Go through the records underneath and count the lines that include the string "Emery". Give nothing but the number.
↓↓↓
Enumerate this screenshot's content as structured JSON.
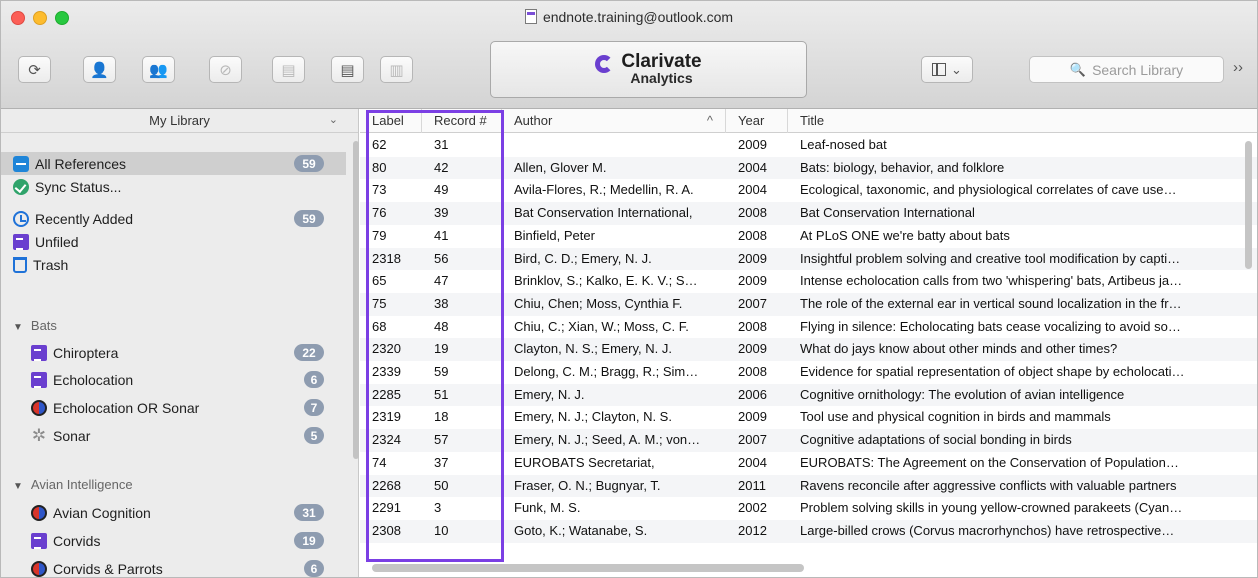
{
  "window": {
    "title": "endnote.training@outlook.com"
  },
  "toolbar": {
    "buttons": [
      "sync-icon",
      "add-user-icon",
      "shared-group-icon",
      "find-full-text-icon",
      "export-icon",
      "new-reference-icon",
      "insert-citation-icon"
    ],
    "brand_name": "Clarivate",
    "brand_sub": "Analytics",
    "layout_chevron": "⌄",
    "search_placeholder": "Search Library",
    "overflow": "››"
  },
  "sidebar": {
    "header": "My Library",
    "items": [
      {
        "label": "All References",
        "count": "59",
        "icon": "all-references-icon"
      },
      {
        "label": "Sync Status...",
        "count": "",
        "icon": "sync-status-icon"
      },
      {
        "label": "Recently Added",
        "count": "59",
        "icon": "recently-added-icon"
      },
      {
        "label": "Unfiled",
        "count": "",
        "icon": "unfiled-icon"
      },
      {
        "label": "Trash",
        "count": "",
        "icon": "trash-icon"
      }
    ],
    "group1": {
      "name": "Bats",
      "items": [
        {
          "label": "Chiroptera",
          "count": "22"
        },
        {
          "label": "Echolocation",
          "count": "6"
        },
        {
          "label": "Echolocation OR Sonar",
          "count": "7"
        },
        {
          "label": "Sonar",
          "count": "5"
        }
      ]
    },
    "group2": {
      "name": "Avian Intelligence",
      "items": [
        {
          "label": "Avian Cognition",
          "count": "31"
        },
        {
          "label": "Corvids",
          "count": "19"
        },
        {
          "label": "Corvids & Parrots",
          "count": "6"
        }
      ]
    }
  },
  "table": {
    "columns": {
      "label": "Label",
      "record": "Record #",
      "author": "Author",
      "year": "Year",
      "title": "Title",
      "sort_indicator": "^"
    },
    "rows": [
      {
        "label": "62",
        "record": "31",
        "author": "",
        "year": "2009",
        "title": "Leaf-nosed bat"
      },
      {
        "label": "80",
        "record": "42",
        "author": "Allen, Glover M.",
        "year": "2004",
        "title": "Bats: biology, behavior, and folklore"
      },
      {
        "label": "73",
        "record": "49",
        "author": "Avila-Flores, R.; Medellin, R. A.",
        "year": "2004",
        "title": "Ecological, taxonomic, and physiological correlates of cave use…"
      },
      {
        "label": "76",
        "record": "39",
        "author": "Bat Conservation International,",
        "year": "2008",
        "title": "Bat Conservation International"
      },
      {
        "label": "79",
        "record": "41",
        "author": "Binfield, Peter",
        "year": "2008",
        "title": "At PLoS ONE we're batty about bats"
      },
      {
        "label": "2318",
        "record": "56",
        "author": "Bird, C. D.; Emery, N. J.",
        "year": "2009",
        "title": "Insightful problem solving and creative tool modification by capti…"
      },
      {
        "label": "65",
        "record": "47",
        "author": "Brinklov, S.; Kalko, E. K. V.; S…",
        "year": "2009",
        "title": "Intense echolocation calls from two 'whispering' bats, Artibeus ja…"
      },
      {
        "label": "75",
        "record": "38",
        "author": "Chiu, Chen; Moss, Cynthia F.",
        "year": "2007",
        "title": "The role of the external ear in vertical sound localization in the fr…"
      },
      {
        "label": "68",
        "record": "48",
        "author": "Chiu, C.; Xian, W.; Moss, C. F.",
        "year": "2008",
        "title": "Flying in silence: Echolocating bats cease vocalizing to avoid so…"
      },
      {
        "label": "2320",
        "record": "19",
        "author": "Clayton, N. S.; Emery, N. J.",
        "year": "2009",
        "title": "What do jays know about other minds and other times?"
      },
      {
        "label": "2339",
        "record": "59",
        "author": "Delong, C. M.; Bragg, R.; Sim…",
        "year": "2008",
        "title": "Evidence for spatial representation of object shape by echolocati…"
      },
      {
        "label": "2285",
        "record": "51",
        "author": "Emery, N. J.",
        "year": "2006",
        "title": "Cognitive ornithology: The evolution of avian intelligence"
      },
      {
        "label": "2319",
        "record": "18",
        "author": "Emery, N. J.; Clayton, N. S.",
        "year": "2009",
        "title": "Tool use and physical cognition in birds and mammals"
      },
      {
        "label": "2324",
        "record": "57",
        "author": "Emery, N. J.; Seed, A. M.; von…",
        "year": "2007",
        "title": "Cognitive adaptations of social bonding in birds"
      },
      {
        "label": "74",
        "record": "37",
        "author": "EUROBATS Secretariat,",
        "year": "2004",
        "title": "EUROBATS: The Agreement on the Conservation of Population…"
      },
      {
        "label": "2268",
        "record": "50",
        "author": "Fraser, O. N.; Bugnyar, T.",
        "year": "2011",
        "title": "Ravens reconcile after aggressive conflicts with valuable partners"
      },
      {
        "label": "2291",
        "record": "3",
        "author": "Funk, M. S.",
        "year": "2002",
        "title": "Problem solving skills in young yellow-crowned parakeets (Cyan…"
      },
      {
        "label": "2308",
        "record": "10",
        "author": "Goto, K.; Watanabe, S.",
        "year": "2012",
        "title": "Large-billed crows (Corvus macrorhynchos) have retrospective…"
      }
    ]
  },
  "colors": {
    "highlight": "#7b3fe4",
    "badge": "#8e9cb0",
    "brand": "#6a3fcf"
  }
}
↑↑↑
▶ Result of this task
5